Data records

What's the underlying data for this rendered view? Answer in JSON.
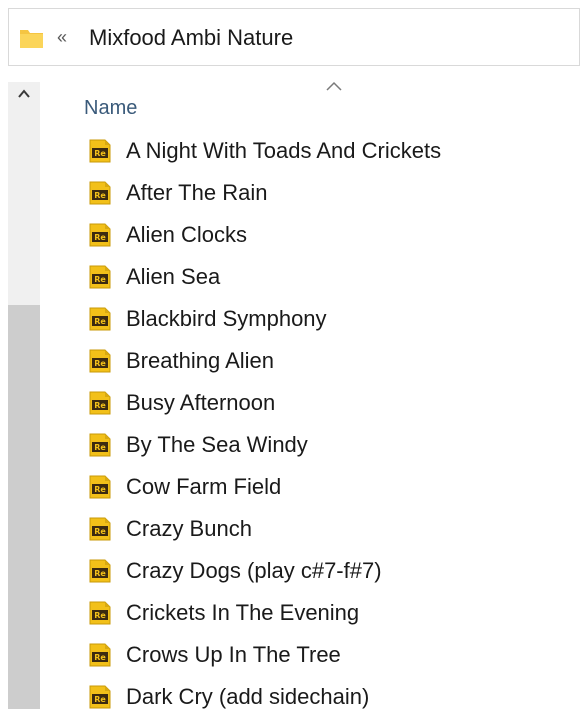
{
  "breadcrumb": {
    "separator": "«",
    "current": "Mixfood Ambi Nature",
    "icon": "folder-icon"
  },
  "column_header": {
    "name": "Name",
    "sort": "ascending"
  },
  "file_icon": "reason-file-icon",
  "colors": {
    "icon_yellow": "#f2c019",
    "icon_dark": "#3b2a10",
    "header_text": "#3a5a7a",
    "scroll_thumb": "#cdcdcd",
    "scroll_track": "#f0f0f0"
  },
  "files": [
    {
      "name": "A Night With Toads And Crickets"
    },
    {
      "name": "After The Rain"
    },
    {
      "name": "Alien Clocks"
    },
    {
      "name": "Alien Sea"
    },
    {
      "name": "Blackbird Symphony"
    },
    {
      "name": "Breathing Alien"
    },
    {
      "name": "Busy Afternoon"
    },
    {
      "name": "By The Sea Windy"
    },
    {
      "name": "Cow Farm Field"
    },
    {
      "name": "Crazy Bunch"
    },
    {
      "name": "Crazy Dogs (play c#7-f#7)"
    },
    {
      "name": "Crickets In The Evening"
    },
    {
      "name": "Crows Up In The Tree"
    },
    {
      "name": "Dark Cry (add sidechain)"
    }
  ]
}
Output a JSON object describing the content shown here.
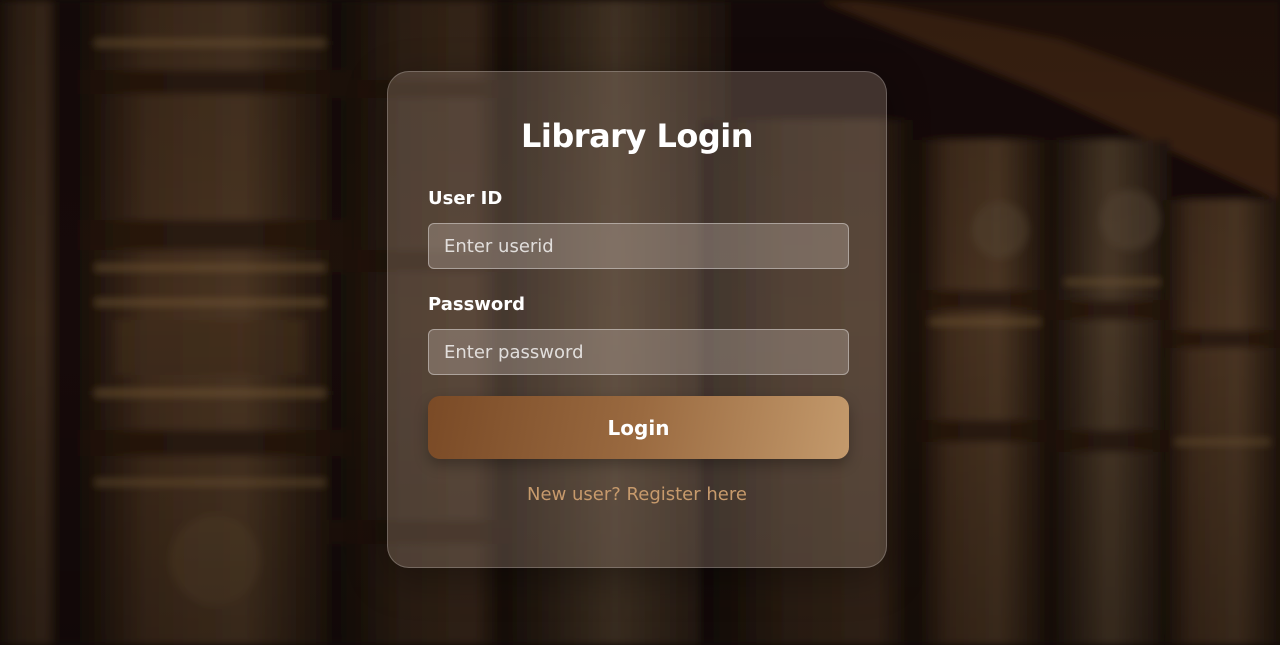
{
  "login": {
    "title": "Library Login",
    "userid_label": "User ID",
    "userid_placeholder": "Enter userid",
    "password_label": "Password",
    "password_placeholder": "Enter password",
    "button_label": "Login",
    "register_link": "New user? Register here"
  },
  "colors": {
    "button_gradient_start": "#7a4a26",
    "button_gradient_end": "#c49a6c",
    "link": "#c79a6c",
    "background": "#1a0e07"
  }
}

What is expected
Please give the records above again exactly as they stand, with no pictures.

Answer
What's the underlying data for this rendered view? Answer in JSON.
{
  "breadcrumb": {
    "separator": "«",
    "current": "Mixfood Ambi Nature",
    "icon": "folder-icon"
  },
  "column_header": {
    "name": "Name",
    "sort": "ascending"
  },
  "file_icon": "reason-file-icon",
  "colors": {
    "icon_yellow": "#f2c019",
    "icon_dark": "#3b2a10",
    "header_text": "#3a5a7a",
    "scroll_thumb": "#cdcdcd",
    "scroll_track": "#f0f0f0"
  },
  "files": [
    {
      "name": "A Night With Toads And Crickets"
    },
    {
      "name": "After The Rain"
    },
    {
      "name": "Alien Clocks"
    },
    {
      "name": "Alien Sea"
    },
    {
      "name": "Blackbird Symphony"
    },
    {
      "name": "Breathing Alien"
    },
    {
      "name": "Busy Afternoon"
    },
    {
      "name": "By The Sea Windy"
    },
    {
      "name": "Cow Farm Field"
    },
    {
      "name": "Crazy Bunch"
    },
    {
      "name": "Crazy Dogs (play c#7-f#7)"
    },
    {
      "name": "Crickets In The Evening"
    },
    {
      "name": "Crows Up In The Tree"
    },
    {
      "name": "Dark Cry (add sidechain)"
    }
  ]
}
Output a JSON object describing the content shown here.
{
  "login": {
    "title": "Library Login",
    "userid_label": "User ID",
    "userid_placeholder": "Enter userid",
    "password_label": "Password",
    "password_placeholder": "Enter password",
    "button_label": "Login",
    "register_link": "New user? Register here"
  },
  "colors": {
    "button_gradient_start": "#7a4a26",
    "button_gradient_end": "#c49a6c",
    "link": "#c79a6c",
    "background": "#1a0e07"
  }
}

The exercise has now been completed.